It reads, “Contemporary AI systems are now becoming human-competitive at general tasks, and we must ask ourselves: Should we let machines flood our information channels with propaganda and untruth? Should we automate away all the jobs, including the fulfilling ones? Should we develop nonhuman minds that might eventually outnumber, outsmart, obsolete and replace us? Should we risk the loss of control over our civilization? Such decisions must not be delegated to unelected tech leaders. Powerful AI systems should be developed only once we are confident that their effects will be positive and their risks manageable…” 

Unlawful development and deployment of generative AI has heightened risks of weaponization of AI technology to the detriment of humanity and human civilizations. The extensive misuse of AI has been posing a serious threat to democracy and humanity through ‘deep-fakes’ or ‘scams’.

After a Covid-19 pandemic that continues to haunt humanity, the world is witnessing two major threats—the “tech threat” that is challenging the sovereignty of nations, posing crucial threats to democracy and impinging on personal sovereign dignity of individuals; and the “religious radicalism” that could foment civilizational clashes and lead to disastrous consequences like ethnic cleansing. These two threats can sweep human civilization by wreaking havoc around the world.

Civilization clashes—be it Hindu-Muslim conflicts or the Manipur violence in India, Islam-Christian tensions around the world after 9/11, Black-White racial clashes in the US, the Rohingya sweeping in Myanmar, ethnic conflicts in Africa or Middle-East or ethnic clashes between Azerbaijan and Armenians in the Nagorno-Karabakh, the  diplomatic fiasco between India and Canada that is deep-rooted to religious radicalism or the recent Hamas attack in Israel and the Israeli counter-attack that are fuelling Muslim-Jews clashes—all reflect domination of religion over religion, culture over culture, human over human, nation over nation, and civilization over civilization.

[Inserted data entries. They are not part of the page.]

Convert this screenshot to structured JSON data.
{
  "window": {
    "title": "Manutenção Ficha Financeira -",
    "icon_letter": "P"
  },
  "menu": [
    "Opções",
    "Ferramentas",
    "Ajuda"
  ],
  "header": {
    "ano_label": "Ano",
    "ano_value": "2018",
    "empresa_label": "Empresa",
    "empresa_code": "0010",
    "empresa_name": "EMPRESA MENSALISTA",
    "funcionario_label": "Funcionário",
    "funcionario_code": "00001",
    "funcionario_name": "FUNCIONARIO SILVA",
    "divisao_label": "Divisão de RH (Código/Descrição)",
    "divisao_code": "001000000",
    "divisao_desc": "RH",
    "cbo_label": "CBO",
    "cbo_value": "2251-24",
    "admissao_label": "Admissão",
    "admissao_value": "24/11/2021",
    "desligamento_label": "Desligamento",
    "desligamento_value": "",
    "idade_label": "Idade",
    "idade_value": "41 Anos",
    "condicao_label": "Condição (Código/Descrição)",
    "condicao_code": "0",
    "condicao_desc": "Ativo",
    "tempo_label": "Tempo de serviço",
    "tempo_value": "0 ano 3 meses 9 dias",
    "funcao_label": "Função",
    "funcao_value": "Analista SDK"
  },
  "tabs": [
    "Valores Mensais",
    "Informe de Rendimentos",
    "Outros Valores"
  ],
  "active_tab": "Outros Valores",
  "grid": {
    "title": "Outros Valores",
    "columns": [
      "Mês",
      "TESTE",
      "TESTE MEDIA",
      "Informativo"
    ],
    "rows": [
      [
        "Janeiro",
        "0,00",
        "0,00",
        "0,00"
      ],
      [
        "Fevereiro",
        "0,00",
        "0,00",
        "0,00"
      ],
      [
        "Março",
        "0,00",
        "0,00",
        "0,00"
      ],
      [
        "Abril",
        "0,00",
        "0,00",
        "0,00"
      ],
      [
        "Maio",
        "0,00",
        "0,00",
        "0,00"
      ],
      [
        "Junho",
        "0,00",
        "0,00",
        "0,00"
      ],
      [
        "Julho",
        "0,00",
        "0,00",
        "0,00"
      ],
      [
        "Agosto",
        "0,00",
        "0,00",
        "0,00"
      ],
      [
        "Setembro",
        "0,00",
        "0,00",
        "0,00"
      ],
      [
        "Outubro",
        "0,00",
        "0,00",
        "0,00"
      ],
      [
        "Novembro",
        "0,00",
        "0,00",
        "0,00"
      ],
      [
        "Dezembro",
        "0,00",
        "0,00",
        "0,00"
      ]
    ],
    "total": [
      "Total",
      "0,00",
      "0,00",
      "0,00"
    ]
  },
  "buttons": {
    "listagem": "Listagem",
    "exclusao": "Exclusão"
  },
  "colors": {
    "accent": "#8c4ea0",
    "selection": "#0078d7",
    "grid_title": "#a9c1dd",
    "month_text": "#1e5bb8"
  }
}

These developments could permeate beyond national boundaries and end up challenging the existing global social, civilizational or democratic order. 

Transnational issues such as terrorism, war, crimes, financial issues, climate change, economic stability, energy and food security, intellectual property rights, cybersecurity, nuclear and AI threats, maritime security, poverty and pandemics are also causing chaos worldwide.  

The author is a geopolitical analyst. This article is part 2 of a three-part series